Jeffrey Saut, chief investment strategist at Raymond James:

"The markets are floating up on a sea of liquidity and an improving economy." Saut also said he's committing new money at these levels.

"I think the markets will trade higher to the end of the quarter to 1,700 on the S&P 500," he continued, "and then in July and August, you are vulnerable to a double-digit decline. I quite frankly don't think it will be 20 percent. I think the economy is going to strengthen in the back half of this year."

"Once you get into July and August, out of the D.C. Beltway crowd you're going to start hearing about continuing resolutions and debt ceilings again. And that's going to stir up some fears."

(Facebook Poll: With Tuesday's first Dow close over 15,000, where will the index be at year end?)

Paul Schatz, market strategist and president at Heritage Capital:

"Earnings are not great. They're fine. Everything is OK. But I think we all know that without the Fed's massive, torrent of liquidity, the markets would be nowhere near 15,000."

The Federal Reserve could taper its $85 billion bond and mortgage-backed securities purchase program if the economy improves, but Schatz also said it could happen if the stock market gets a little out of control. "The Fed is working on this wealth-effect and clearly it's working, ... but if the Dow sees 15,500, 16,000, I think [Fed Chairman] Bernanke is going to tamper off or they'll float some trial balloons."

"As long as this rally lasts, you should still be with discretionary, still with staples, still with health care, still with things are dollar positive.

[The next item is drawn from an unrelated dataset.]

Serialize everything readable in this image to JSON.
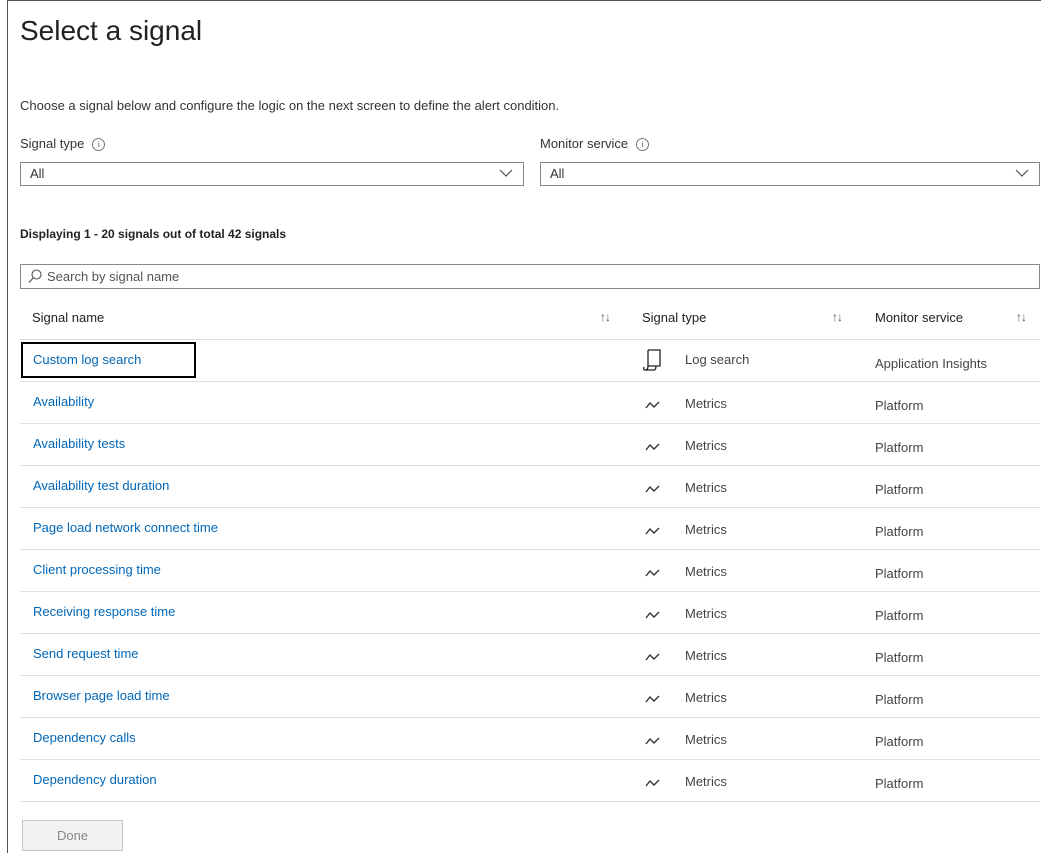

I think the dollar is in a major long-term, secular bull market."

Paul Hickey, co-founder of Bespoke Investment Group:

"Long term this is a bull market. It's the fifth strongest and sixth longest of all-time," Hickey said. "We're steadily putting money to work."

"[But] in the very short term, we'd be maybe a little cautious. We have seasonality—eight out of the last 10 years the first half of May has been down. The market is overbought right now," he added.

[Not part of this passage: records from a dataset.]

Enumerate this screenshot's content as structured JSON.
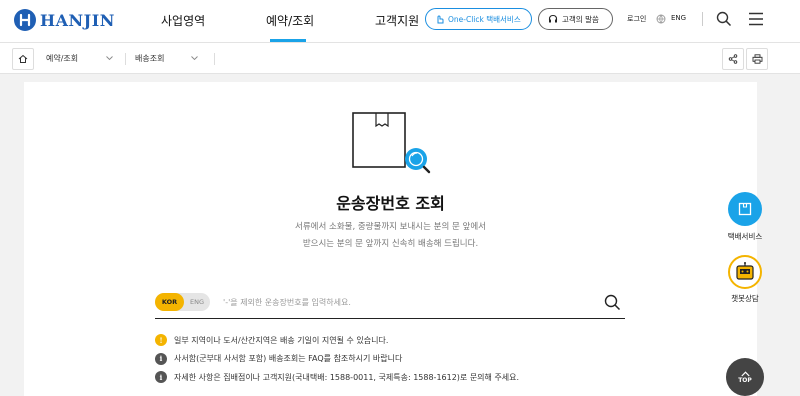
{
  "header": {
    "logo_text": "HANJIN",
    "nav": [
      "사업영역",
      "예약/조회",
      "고객지원"
    ],
    "one_click_label": "One-Click 택배서비스",
    "voice_label": "고객의 말씀",
    "login_label": "로그인",
    "lang_label": "ENG",
    "icons": [
      "search-icon",
      "hamburger-menu-icon"
    ]
  },
  "breadcrumb": {
    "items": [
      "예약/조회",
      "배송조회"
    ]
  },
  "main": {
    "title": "운송장번호 조회",
    "desc_line1": "서류에서 소화물, 중량물까지 보내시는 분의 문 앞에서",
    "desc_line2": "받으시는 분의 문 앞까지 신속히 배송해 드립니다.",
    "lang_kor": "KOR",
    "lang_eng": "ENG",
    "search_placeholder": "'-'을 제외한 운송장번호를 입력하세요."
  },
  "notices": [
    "일부 지역이나 도서/산간지역은 배송 기일이 지연될 수 있습니다.",
    "사서함(군부대 사서함 포함) 배송조회는 FAQ를 참조하시기 바랍니다",
    "자세한 사항은 집배점이나 고객지원(국내택배: 1588-0011, 국제특송: 1588-1612)로 문의해 주세요."
  ],
  "floating": {
    "parcel_label": "택배서비스",
    "chatbot_label": "챗봇상담",
    "top_label": "TOP"
  },
  "colors": {
    "brand": "#1f5fb4",
    "accent": "#1aa3e8",
    "highlight": "#f4b400"
  }
}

"We've [also] seen increased supply coming into the market in the form of secondaries. The last two days, we've had $6.5 billion in equity offerings announced. And that's the highest since mid-December. So in the short term, maybe a 1 to 2 percent pullback, low single-digits."

David Spika, senior vice president and senior portfolio specialist at The Westwood Funds:

"In our mind, it's really tough not to be bullish today. Obviously what the Fed is doing here, what [the BOJ] is doing in Japan. They're forcing money into the equity market. The only place to get any real yield or return opportunity is in the equity market," Spika said.

"Consumers are benefiting from an improving market. You're seeing consumer confidence improving. The job market is slowing getting better. All of these things factor into creating an environment that, we think, fundamentally merits a continued move higher in the market."

"It's not a momentum-driven market," he continued. "There is still a lot of money on the sidelines. Hedge funds aren't fully invested. When you look at the performance of defensive [stocks] versus cyclicals, there's a lot of bearishness out there. All of this creates an opportunity to move higher."

By CNBC's Matthew J. Belvedere. Follow him on Twitter @Matt_SquawkCNBC.